Exercise
Only the text of the records, copied exactly, is wanted; no pictures.

The input

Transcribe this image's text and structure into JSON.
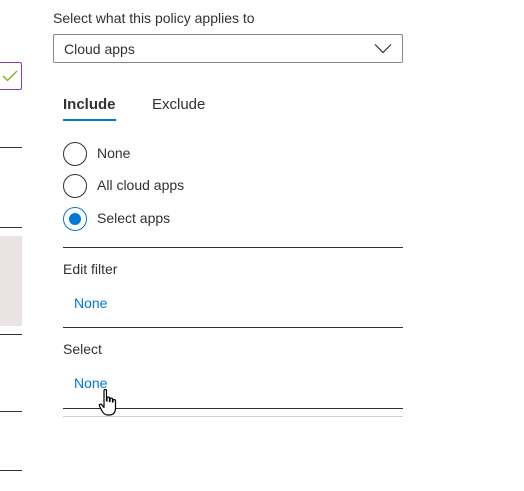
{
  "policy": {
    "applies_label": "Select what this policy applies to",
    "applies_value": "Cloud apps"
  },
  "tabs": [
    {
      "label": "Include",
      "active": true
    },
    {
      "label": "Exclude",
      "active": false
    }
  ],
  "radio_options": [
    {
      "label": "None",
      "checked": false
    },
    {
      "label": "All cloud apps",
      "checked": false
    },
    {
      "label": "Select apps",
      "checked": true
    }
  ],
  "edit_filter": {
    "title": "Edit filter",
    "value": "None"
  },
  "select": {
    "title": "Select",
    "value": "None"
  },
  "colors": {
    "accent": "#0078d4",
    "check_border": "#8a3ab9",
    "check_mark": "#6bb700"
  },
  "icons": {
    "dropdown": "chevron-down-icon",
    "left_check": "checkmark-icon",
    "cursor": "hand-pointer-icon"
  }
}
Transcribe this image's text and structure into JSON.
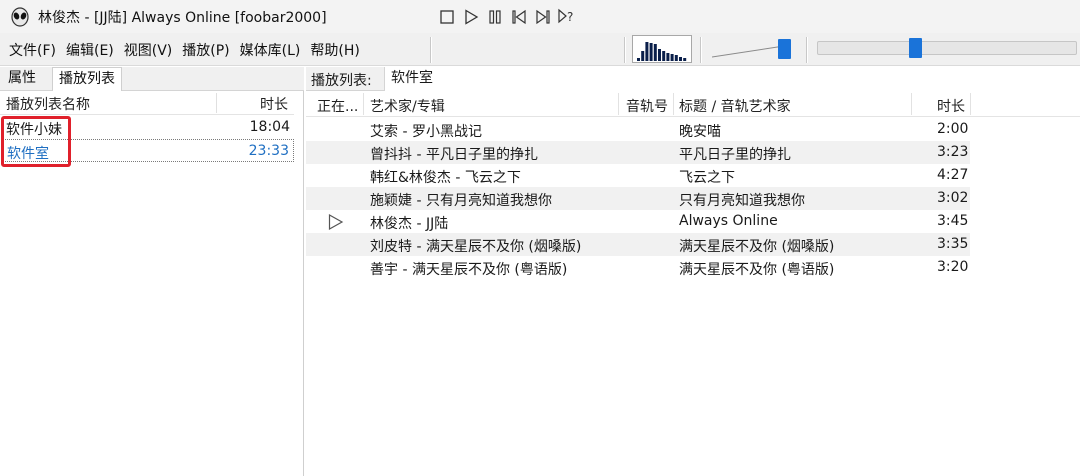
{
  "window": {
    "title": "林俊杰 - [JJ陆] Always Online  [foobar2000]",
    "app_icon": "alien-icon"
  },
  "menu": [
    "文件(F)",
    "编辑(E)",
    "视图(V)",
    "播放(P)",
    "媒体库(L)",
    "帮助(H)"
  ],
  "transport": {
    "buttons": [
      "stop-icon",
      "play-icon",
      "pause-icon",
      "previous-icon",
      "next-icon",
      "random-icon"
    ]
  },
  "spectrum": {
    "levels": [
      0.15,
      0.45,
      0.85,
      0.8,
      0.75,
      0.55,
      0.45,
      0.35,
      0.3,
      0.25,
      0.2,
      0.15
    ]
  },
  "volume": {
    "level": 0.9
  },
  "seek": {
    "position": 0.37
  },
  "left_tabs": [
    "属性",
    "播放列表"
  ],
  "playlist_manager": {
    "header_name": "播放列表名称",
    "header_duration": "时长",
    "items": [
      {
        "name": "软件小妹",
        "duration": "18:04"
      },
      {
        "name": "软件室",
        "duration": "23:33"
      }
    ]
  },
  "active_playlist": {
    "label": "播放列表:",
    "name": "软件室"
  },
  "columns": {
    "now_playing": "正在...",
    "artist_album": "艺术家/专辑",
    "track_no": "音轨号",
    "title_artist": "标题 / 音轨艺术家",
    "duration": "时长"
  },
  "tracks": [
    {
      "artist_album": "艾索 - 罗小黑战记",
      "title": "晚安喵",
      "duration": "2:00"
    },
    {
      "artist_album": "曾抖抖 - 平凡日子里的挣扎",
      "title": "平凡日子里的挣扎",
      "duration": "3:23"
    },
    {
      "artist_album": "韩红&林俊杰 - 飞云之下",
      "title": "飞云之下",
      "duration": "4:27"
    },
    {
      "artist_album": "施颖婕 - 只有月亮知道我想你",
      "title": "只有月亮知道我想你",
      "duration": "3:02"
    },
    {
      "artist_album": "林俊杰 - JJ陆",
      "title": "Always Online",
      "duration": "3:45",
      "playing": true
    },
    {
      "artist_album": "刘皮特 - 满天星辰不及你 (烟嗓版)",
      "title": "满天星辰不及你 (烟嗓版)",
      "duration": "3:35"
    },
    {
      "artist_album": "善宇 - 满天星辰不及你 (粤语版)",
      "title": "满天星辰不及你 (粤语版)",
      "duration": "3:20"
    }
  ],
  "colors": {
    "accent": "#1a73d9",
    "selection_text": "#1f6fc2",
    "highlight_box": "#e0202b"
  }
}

Written response
Transcribe this image's text and structure into JSON.
{
  "policy": {
    "applies_label": "Select what this policy applies to",
    "applies_value": "Cloud apps"
  },
  "tabs": [
    {
      "label": "Include",
      "active": true
    },
    {
      "label": "Exclude",
      "active": false
    }
  ],
  "radio_options": [
    {
      "label": "None",
      "checked": false
    },
    {
      "label": "All cloud apps",
      "checked": false
    },
    {
      "label": "Select apps",
      "checked": true
    }
  ],
  "edit_filter": {
    "title": "Edit filter",
    "value": "None"
  },
  "select": {
    "title": "Select",
    "value": "None"
  },
  "colors": {
    "accent": "#0078d4",
    "check_border": "#8a3ab9",
    "check_mark": "#6bb700"
  },
  "icons": {
    "dropdown": "chevron-down-icon",
    "left_check": "checkmark-icon",
    "cursor": "hand-pointer-icon"
  }
}
Transcribe this image's text and structure into JSON.
{
  "window": {
    "title": "林俊杰 - [JJ陆] Always Online  [foobar2000]",
    "app_icon": "alien-icon"
  },
  "menu": [
    "文件(F)",
    "编辑(E)",
    "视图(V)",
    "播放(P)",
    "媒体库(L)",
    "帮助(H)"
  ],
  "transport": {
    "buttons": [
      "stop-icon",
      "play-icon",
      "pause-icon",
      "previous-icon",
      "next-icon",
      "random-icon"
    ]
  },
  "spectrum": {
    "levels": [
      0.15,
      0.45,
      0.85,
      0.8,
      0.75,
      0.55,
      0.45,
      0.35,
      0.3,
      0.25,
      0.2,
      0.15
    ]
  },
  "volume": {
    "level": 0.9
  },
  "seek": {
    "position": 0.37
  },
  "left_tabs": [
    "属性",
    "播放列表"
  ],
  "playlist_manager": {
    "header_name": "播放列表名称",
    "header_duration": "时长",
    "items": [
      {
        "name": "软件小妹",
        "duration": "18:04"
      },
      {
        "name": "软件室",
        "duration": "23:33"
      }
    ]
  },
  "active_playlist": {
    "label": "播放列表:",
    "name": "软件室"
  },
  "columns": {
    "now_playing": "正在...",
    "artist_album": "艺术家/专辑",
    "track_no": "音轨号",
    "title_artist": "标题 / 音轨艺术家",
    "duration": "时长"
  },
  "tracks": [
    {
      "artist_album": "艾索 - 罗小黑战记",
      "title": "晚安喵",
      "duration": "2:00"
    },
    {
      "artist_album": "曾抖抖 - 平凡日子里的挣扎",
      "title": "平凡日子里的挣扎",
      "duration": "3:23"
    },
    {
      "artist_album": "韩红&林俊杰 - 飞云之下",
      "title": "飞云之下",
      "duration": "4:27"
    },
    {
      "artist_album": "施颖婕 - 只有月亮知道我想你",
      "title": "只有月亮知道我想你",
      "duration": "3:02"
    },
    {
      "artist_album": "林俊杰 - JJ陆",
      "title": "Always Online",
      "duration": "3:45",
      "playing": true
    },
    {
      "artist_album": "刘皮特 - 满天星辰不及你 (烟嗓版)",
      "title": "满天星辰不及你 (烟嗓版)",
      "duration": "3:35"
    },
    {
      "artist_album": "善宇 - 满天星辰不及你 (粤语版)",
      "title": "满天星辰不及你 (粤语版)",
      "duration": "3:20"
    }
  ],
  "colors": {
    "accent": "#1a73d9",
    "selection_text": "#1f6fc2",
    "highlight_box": "#e0202b"
  }
}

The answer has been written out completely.